START Data provided

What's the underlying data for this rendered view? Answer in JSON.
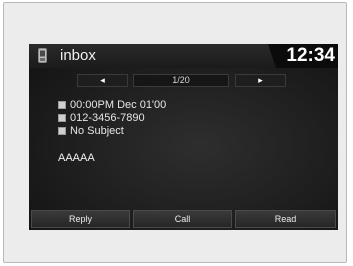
{
  "header": {
    "title": "inbox",
    "clock": "12:34",
    "icon": "phone-icon"
  },
  "navigation": {
    "prev_label": "◂",
    "next_label": "▸",
    "page_indicator": "1/20"
  },
  "message": {
    "datetime": "00:00PM Dec 01'00",
    "sender": "012-3456-7890",
    "subject": "No Subject",
    "body": "AAAAA"
  },
  "actions": {
    "reply_label": "Reply",
    "call_label": "Call",
    "read_label": "Read"
  },
  "colors": {
    "screen_background": "#1a1a1a",
    "text": "#e6e6e6",
    "frame": "#ececec"
  }
}
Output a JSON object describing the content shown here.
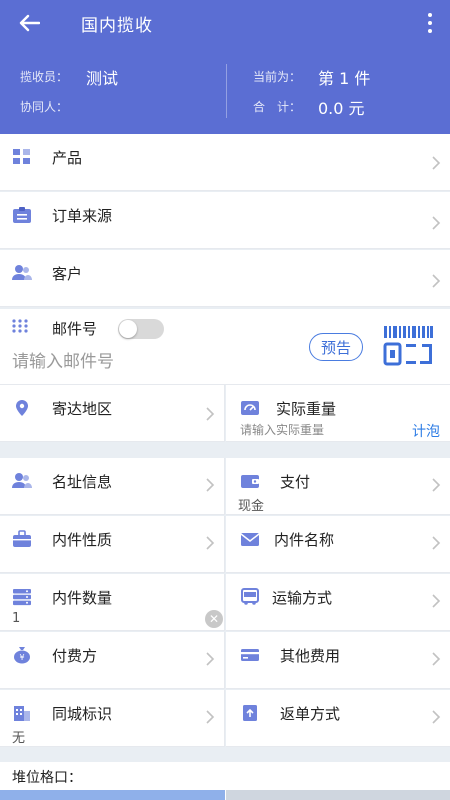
{
  "header": {
    "title": "国内揽收"
  },
  "summary": {
    "collector_label": "揽收员：",
    "collector_value": "测试",
    "helper_label": "协同人：",
    "current_label": "当前为：",
    "current_value": "第 1 件",
    "total_label": "合　计：",
    "total_value": "0.0 元"
  },
  "rows": {
    "product": "产品",
    "order_source": "订单来源",
    "customer": "客户"
  },
  "mail": {
    "label": "邮件号",
    "placeholder": "请输入邮件号",
    "preview_label": "预告"
  },
  "grid": {
    "region": {
      "label": "寄达地区"
    },
    "weight": {
      "label": "实际重量",
      "placeholder": "请输入实际重量",
      "action": "计泡"
    },
    "address": {
      "label": "名址信息"
    },
    "payment": {
      "label": "支付",
      "value": "现金"
    },
    "inner_nature": {
      "label": "内件性质"
    },
    "inner_name": {
      "label": "内件名称"
    },
    "inner_qty": {
      "label": "内件数量",
      "value": "1"
    },
    "transport": {
      "label": "运输方式"
    },
    "payer": {
      "label": "付费方"
    },
    "other_fees": {
      "label": "其他费用"
    },
    "city_mark": {
      "label": "同城标识",
      "value": "无"
    },
    "return_method": {
      "label": "返单方式"
    }
  },
  "footer": {
    "label": "堆位格口："
  },
  "colors": {
    "primary": "#5b6ed3",
    "icon": "#6f82dc",
    "link": "#2f7ee6"
  }
}
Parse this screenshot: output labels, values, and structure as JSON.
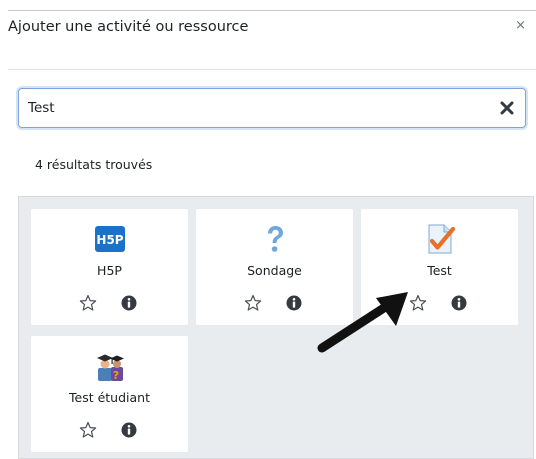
{
  "modal": {
    "title": "Ajouter une activité ou ressource",
    "close_glyph": "×"
  },
  "search": {
    "value": "Test",
    "clear_icon": "clear-icon"
  },
  "results": {
    "count_text": "4 résultats trouvés",
    "items": [
      {
        "name": "H5P",
        "icon": "h5p-icon"
      },
      {
        "name": "Sondage",
        "icon": "question-icon"
      },
      {
        "name": "Test",
        "icon": "quiz-icon"
      },
      {
        "name": "Test étudiant",
        "icon": "student-quiz-icon"
      }
    ]
  },
  "icons": {
    "star": "star-outline-icon",
    "info": "info-icon",
    "annotation": "arrow-icon"
  },
  "colors": {
    "search_focus_border": "#7fa4dd",
    "panel_background": "#e9ecef",
    "h5p_blue": "#1a73c9",
    "question_blue": "#6ea8dc",
    "check_orange": "#e8712a"
  }
}
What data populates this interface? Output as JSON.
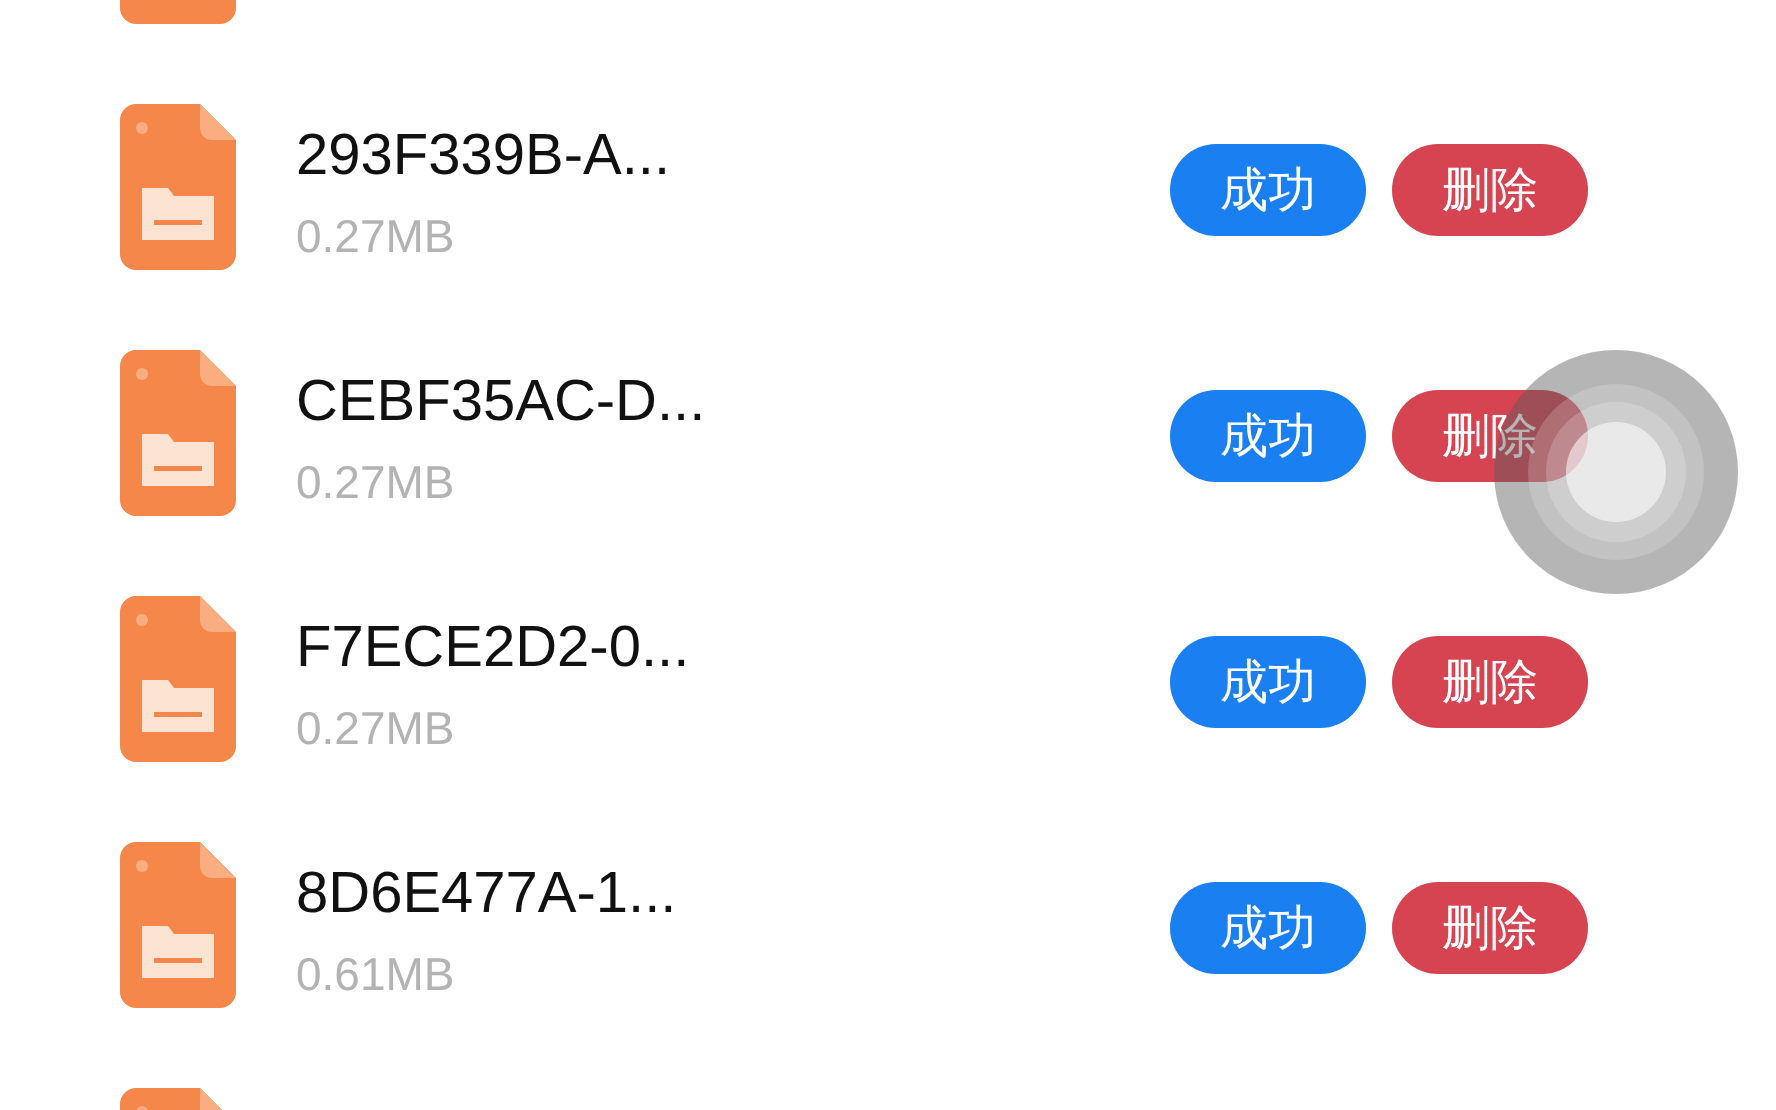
{
  "files": [
    {
      "kind": "file"
    },
    {
      "kind": "file",
      "name": "293F339B-A...",
      "size": "0.27MB",
      "status": "成功",
      "action": "删除"
    },
    {
      "kind": "file",
      "name": "CEBF35AC-D...",
      "size": "0.27MB",
      "status": "成功",
      "action": "删除"
    },
    {
      "kind": "file",
      "name": "F7ECE2D2-0...",
      "size": "0.27MB",
      "status": "成功",
      "action": "删除"
    },
    {
      "kind": "file",
      "name": "8D6E477A-1...",
      "size": "0.61MB",
      "status": "成功",
      "action": "删除"
    },
    {
      "kind": "file"
    }
  ],
  "floating_button": {
    "shown": true
  }
}
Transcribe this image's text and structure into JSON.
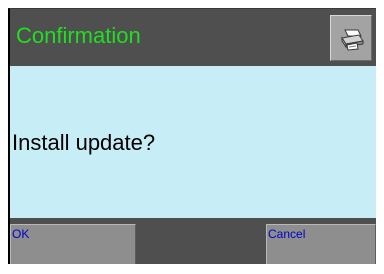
{
  "dialog": {
    "title": "Confirmation",
    "title_color": "#1ee01e",
    "message": "Install update?",
    "print_button": {
      "icon": "printer-icon"
    }
  },
  "buttons": {
    "ok_label": "OK",
    "cancel_label": "Cancel",
    "label_color": "#0000cc"
  },
  "colors": {
    "frame": "#4f4f4f",
    "content_background": "#c7edf7",
    "button_face": "#8e8e8e"
  }
}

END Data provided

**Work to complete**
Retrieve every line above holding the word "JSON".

**Answer to the problem**
What's the underlying data for this rendered view? Answer in JSON.
Output a JSON object describing the content shown here.
Parse this screenshot: output labels, values, and structure as JSON.
What data populates this interface? Output as JSON.
Transcribe this image's text and structure into JSON.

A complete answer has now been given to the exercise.